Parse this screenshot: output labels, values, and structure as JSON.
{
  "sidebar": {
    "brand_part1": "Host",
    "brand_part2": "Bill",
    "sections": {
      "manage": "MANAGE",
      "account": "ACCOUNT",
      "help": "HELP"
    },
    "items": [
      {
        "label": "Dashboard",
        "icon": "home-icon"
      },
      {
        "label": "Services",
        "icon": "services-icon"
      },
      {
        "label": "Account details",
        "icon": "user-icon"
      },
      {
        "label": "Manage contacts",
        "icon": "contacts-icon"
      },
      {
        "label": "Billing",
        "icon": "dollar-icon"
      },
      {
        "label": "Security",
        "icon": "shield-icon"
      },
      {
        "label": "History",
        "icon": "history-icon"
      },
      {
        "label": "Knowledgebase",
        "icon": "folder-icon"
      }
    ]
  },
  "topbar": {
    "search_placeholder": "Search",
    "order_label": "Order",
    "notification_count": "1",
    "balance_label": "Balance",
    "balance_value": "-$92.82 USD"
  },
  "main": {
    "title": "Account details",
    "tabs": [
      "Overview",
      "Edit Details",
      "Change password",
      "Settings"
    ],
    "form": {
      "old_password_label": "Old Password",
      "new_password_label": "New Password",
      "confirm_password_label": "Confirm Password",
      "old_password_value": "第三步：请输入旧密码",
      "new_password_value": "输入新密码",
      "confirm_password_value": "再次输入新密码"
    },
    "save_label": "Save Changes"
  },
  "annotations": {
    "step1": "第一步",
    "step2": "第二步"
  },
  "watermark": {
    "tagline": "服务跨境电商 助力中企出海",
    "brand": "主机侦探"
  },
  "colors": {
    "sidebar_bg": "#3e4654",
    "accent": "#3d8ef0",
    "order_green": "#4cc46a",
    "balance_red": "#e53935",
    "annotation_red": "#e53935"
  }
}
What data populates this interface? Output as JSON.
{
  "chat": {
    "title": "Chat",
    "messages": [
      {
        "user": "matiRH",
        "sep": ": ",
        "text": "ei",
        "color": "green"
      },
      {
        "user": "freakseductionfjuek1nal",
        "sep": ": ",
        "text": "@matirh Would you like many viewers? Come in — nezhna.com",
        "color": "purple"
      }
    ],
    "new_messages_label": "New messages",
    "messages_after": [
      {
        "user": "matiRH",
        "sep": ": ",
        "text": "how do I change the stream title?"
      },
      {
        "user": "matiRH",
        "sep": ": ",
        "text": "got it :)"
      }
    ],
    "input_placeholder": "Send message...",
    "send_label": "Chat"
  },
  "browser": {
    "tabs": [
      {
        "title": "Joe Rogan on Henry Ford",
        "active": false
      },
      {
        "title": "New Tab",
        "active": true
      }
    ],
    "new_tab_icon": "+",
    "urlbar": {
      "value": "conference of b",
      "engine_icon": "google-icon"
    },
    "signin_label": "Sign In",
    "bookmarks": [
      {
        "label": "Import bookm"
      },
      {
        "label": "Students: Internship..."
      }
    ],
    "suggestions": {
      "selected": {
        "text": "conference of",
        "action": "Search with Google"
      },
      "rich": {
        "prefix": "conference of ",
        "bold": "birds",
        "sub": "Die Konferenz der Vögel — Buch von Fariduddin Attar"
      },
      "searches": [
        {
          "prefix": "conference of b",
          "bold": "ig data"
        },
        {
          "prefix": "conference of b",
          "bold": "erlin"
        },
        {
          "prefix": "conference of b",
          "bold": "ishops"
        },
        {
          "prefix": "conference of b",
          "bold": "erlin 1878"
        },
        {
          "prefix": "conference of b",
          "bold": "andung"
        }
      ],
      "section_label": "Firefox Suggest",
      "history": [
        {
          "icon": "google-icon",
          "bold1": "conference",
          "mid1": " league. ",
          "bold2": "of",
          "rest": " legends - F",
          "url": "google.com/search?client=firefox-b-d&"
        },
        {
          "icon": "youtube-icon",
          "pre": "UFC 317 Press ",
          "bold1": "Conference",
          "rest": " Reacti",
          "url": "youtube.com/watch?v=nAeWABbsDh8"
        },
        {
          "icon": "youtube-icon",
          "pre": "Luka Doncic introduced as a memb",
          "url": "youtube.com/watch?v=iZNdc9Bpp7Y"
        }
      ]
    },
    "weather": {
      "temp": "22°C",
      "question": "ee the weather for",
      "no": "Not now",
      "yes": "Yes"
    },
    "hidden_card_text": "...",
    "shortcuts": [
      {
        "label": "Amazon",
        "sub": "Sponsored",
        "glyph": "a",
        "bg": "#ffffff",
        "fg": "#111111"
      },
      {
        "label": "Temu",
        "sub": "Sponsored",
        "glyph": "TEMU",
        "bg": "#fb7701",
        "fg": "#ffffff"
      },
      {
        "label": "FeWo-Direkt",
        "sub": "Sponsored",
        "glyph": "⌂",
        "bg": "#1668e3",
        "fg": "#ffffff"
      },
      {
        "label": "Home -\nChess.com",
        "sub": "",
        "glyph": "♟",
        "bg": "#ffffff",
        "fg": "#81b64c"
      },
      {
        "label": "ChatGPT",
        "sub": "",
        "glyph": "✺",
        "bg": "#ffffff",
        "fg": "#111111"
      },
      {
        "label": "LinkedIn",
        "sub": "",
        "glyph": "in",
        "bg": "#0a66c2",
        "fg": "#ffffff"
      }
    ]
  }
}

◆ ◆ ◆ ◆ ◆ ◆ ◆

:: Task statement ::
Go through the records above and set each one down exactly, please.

:: Reply ::
Parse this screenshot: output labels, values, and structure as JSON.
{
  "sidebar": {
    "brand_part1": "Host",
    "brand_part2": "Bill",
    "sections": {
      "manage": "MANAGE",
      "account": "ACCOUNT",
      "help": "HELP"
    },
    "items": [
      {
        "label": "Dashboard",
        "icon": "home-icon"
      },
      {
        "label": "Services",
        "icon": "services-icon"
      },
      {
        "label": "Account details",
        "icon": "user-icon"
      },
      {
        "label": "Manage contacts",
        "icon": "contacts-icon"
      },
      {
        "label": "Billing",
        "icon": "dollar-icon"
      },
      {
        "label": "Security",
        "icon": "shield-icon"
      },
      {
        "label": "History",
        "icon": "history-icon"
      },
      {
        "label": "Knowledgebase",
        "icon": "folder-icon"
      }
    ]
  },
  "topbar": {
    "search_placeholder": "Search",
    "order_label": "Order",
    "notification_count": "1",
    "balance_label": "Balance",
    "balance_value": "-$92.82 USD"
  },
  "main": {
    "title": "Account details",
    "tabs": [
      "Overview",
      "Edit Details",
      "Change password",
      "Settings"
    ],
    "form": {
      "old_password_label": "Old Password",
      "new_password_label": "New Password",
      "confirm_password_label": "Confirm Password",
      "old_password_value": "第三步：请输入旧密码",
      "new_password_value": "输入新密码",
      "confirm_password_value": "再次输入新密码"
    },
    "save_label": "Save Changes"
  },
  "annotations": {
    "step1": "第一步",
    "step2": "第二步"
  },
  "watermark": {
    "tagline": "服务跨境电商 助力中企出海",
    "brand": "主机侦探"
  },
  "colors": {
    "sidebar_bg": "#3e4654",
    "accent": "#3d8ef0",
    "order_green": "#4cc46a",
    "balance_red": "#e53935",
    "annotation_red": "#e53935"
  }
}
What data populates this interface? Output as JSON.
{
  "chat": {
    "title": "Chat",
    "messages": [
      {
        "user": "matiRH",
        "sep": ": ",
        "text": "ei",
        "color": "green"
      },
      {
        "user": "freakseductionfjuek1nal",
        "sep": ": ",
        "text": "@matirh Would you like many viewers? Come in — nezhna.com",
        "color": "purple"
      }
    ],
    "new_messages_label": "New messages",
    "messages_after": [
      {
        "user": "matiRH",
        "sep": ": ",
        "text": "how do I change the stream title?"
      },
      {
        "user": "matiRH",
        "sep": ": ",
        "text": "got it :)"
      }
    ],
    "input_placeholder": "Send message...",
    "send_label": "Chat"
  },
  "browser": {
    "tabs": [
      {
        "title": "Joe Rogan on Henry Ford",
        "active": false
      },
      {
        "title": "New Tab",
        "active": true
      }
    ],
    "new_tab_icon": "+",
    "urlbar": {
      "value": "conference of b",
      "engine_icon": "google-icon"
    },
    "signin_label": "Sign In",
    "bookmarks": [
      {
        "label": "Import bookm"
      },
      {
        "label": "Students: Internship..."
      }
    ],
    "suggestions": {
      "selected": {
        "text": "conference of",
        "action": "Search with Google"
      },
      "rich": {
        "prefix": "conference of ",
        "bold": "birds",
        "sub": "Die Konferenz der Vögel — Buch von Fariduddin Attar"
      },
      "searches": [
        {
          "prefix": "conference of b",
          "bold": "ig data"
        },
        {
          "prefix": "conference of b",
          "bold": "erlin"
        },
        {
          "prefix": "conference of b",
          "bold": "ishops"
        },
        {
          "prefix": "conference of b",
          "bold": "erlin 1878"
        },
        {
          "prefix": "conference of b",
          "bold": "andung"
        }
      ],
      "section_label": "Firefox Suggest",
      "history": [
        {
          "icon": "google-icon",
          "bold1": "conference",
          "mid1": " league. ",
          "bold2": "of",
          "rest": " legends - F",
          "url": "google.com/search?client=firefox-b-d&"
        },
        {
          "icon": "youtube-icon",
          "pre": "UFC 317 Press ",
          "bold1": "Conference",
          "rest": " Reacti",
          "url": "youtube.com/watch?v=nAeWABbsDh8"
        },
        {
          "icon": "youtube-icon",
          "pre": "Luka Doncic introduced as a memb",
          "url": "youtube.com/watch?v=iZNdc9Bpp7Y"
        }
      ]
    },
    "weather": {
      "temp": "22°C",
      "question": "ee the weather for",
      "no": "Not now",
      "yes": "Yes"
    },
    "hidden_card_text": "...",
    "shortcuts": [
      {
        "label": "Amazon",
        "sub": "Sponsored",
        "glyph": "a",
        "bg": "#ffffff",
        "fg": "#111111"
      },
      {
        "label": "Temu",
        "sub": "Sponsored",
        "glyph": "TEMU",
        "bg": "#fb7701",
        "fg": "#ffffff"
      },
      {
        "label": "FeWo-Direkt",
        "sub": "Sponsored",
        "glyph": "⌂",
        "bg": "#1668e3",
        "fg": "#ffffff"
      },
      {
        "label": "Home -\nChess.com",
        "sub": "",
        "glyph": "♟",
        "bg": "#ffffff",
        "fg": "#81b64c"
      },
      {
        "label": "ChatGPT",
        "sub": "",
        "glyph": "✺",
        "bg": "#ffffff",
        "fg": "#111111"
      },
      {
        "label": "LinkedIn",
        "sub": "",
        "glyph": "in",
        "bg": "#0a66c2",
        "fg": "#ffffff"
      }
    ]
  }
}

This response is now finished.